There are 12 genetic risk factors for ADHD, a new study found.
For the first time, researchers at the University of Cardiff have found that there are common genetic tendencies related to a disorder that is found in about one in 20 children.
Genetic information from about 55,000 people was analyzed to identify the differences between people with and without this condition.
The team also believes that these same genetic factors are shared with other psychiatric and physical disorders, including depression, obesity and type 2 diabetes.
Dr Joanna Martin, a research associate at the University of Cardiff, said: "We identified 12 genomic regions where people with ADHD differed compared to disadvantaged individuals, and several of these regions are in or near the genes with a known relationship to biological processes that are involved in healthy brain development. "
By researching more than 20,000 people with ADHD and 35,000 without studies, this study was the highest in the state to date, and researchers believe it could help in better treatment in the future.
Professor Anita Thapar said: "This study marks a very important step in starting to understand the genetic and biological background of ADHD.
"Genetic risk variants that relate to this condition play a significant role in the brain and other basic biological processes.
"The next step is to determine the exact role of these genes in ADHD to help us inform better treatments to support those affected by these conditions."
She added: "This is a feature of the study because it involved patients from all over the world.
"This large number of patient samples is missing from ADHD, which means that our understanding of ADHD genetics is lagging behind physical disorders and other psychiatric disorders such as schizophrenia and depression.

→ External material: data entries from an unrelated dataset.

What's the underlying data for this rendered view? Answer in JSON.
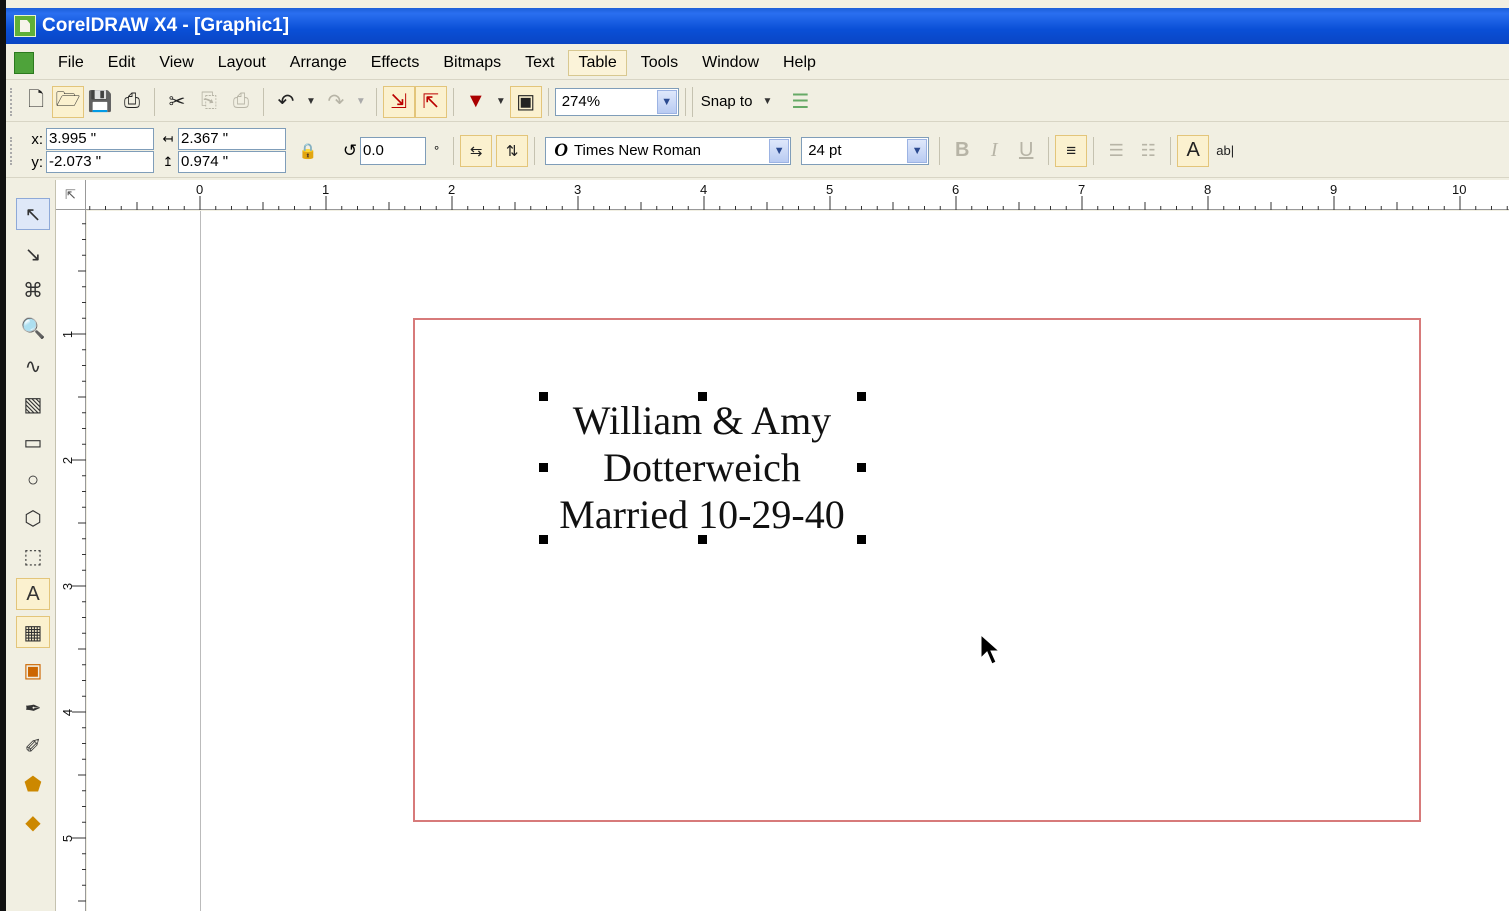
{
  "window": {
    "title": "CorelDRAW X4 - [Graphic1]"
  },
  "menu": {
    "items": [
      "File",
      "Edit",
      "View",
      "Layout",
      "Arrange",
      "Effects",
      "Bitmaps",
      "Text",
      "Table",
      "Tools",
      "Window",
      "Help"
    ],
    "active": "Table"
  },
  "standard_toolbar": {
    "zoom": "274%",
    "snap_to": "Snap to",
    "icons": [
      "new-icon",
      "open-icon",
      "save-icon",
      "print-icon",
      "cut-icon",
      "copy-icon",
      "paste-icon",
      "undo-icon",
      "redo-icon",
      "import-icon",
      "export-icon",
      "application-launcher-icon",
      "welcome-screen-icon",
      "options-icon"
    ]
  },
  "property_bar": {
    "x_label": "x:",
    "x_value": "3.995 \"",
    "y_label": "y:",
    "y_value": "-2.073 \"",
    "width_value": "2.367 \"",
    "height_value": "0.974 \"",
    "angle_value": "0.0",
    "degree_symbol": "°",
    "font_name": "Times New Roman",
    "font_size": "24 pt"
  },
  "rulers": {
    "horizontal": [
      "0",
      "1",
      "2",
      "3",
      "4",
      "5",
      "6",
      "7",
      "8",
      "9",
      "10"
    ],
    "vertical": [
      "1",
      "2",
      "3",
      "4",
      "5"
    ]
  },
  "document": {
    "text_lines": [
      "William & Amy",
      "Dotterweich",
      "Married 10-29-40"
    ]
  },
  "colors": {
    "titlebar": "#0a4fd6",
    "page_border": "#d77a7a",
    "chrome": "#f1efe2"
  }
}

"Every person with the ADHD who participated in the research makes a real difference to improve our understanding of the situation and we hope that this study will lead to a higher level of participation and greater interest in Britain in support of ADHD research."
– Press Association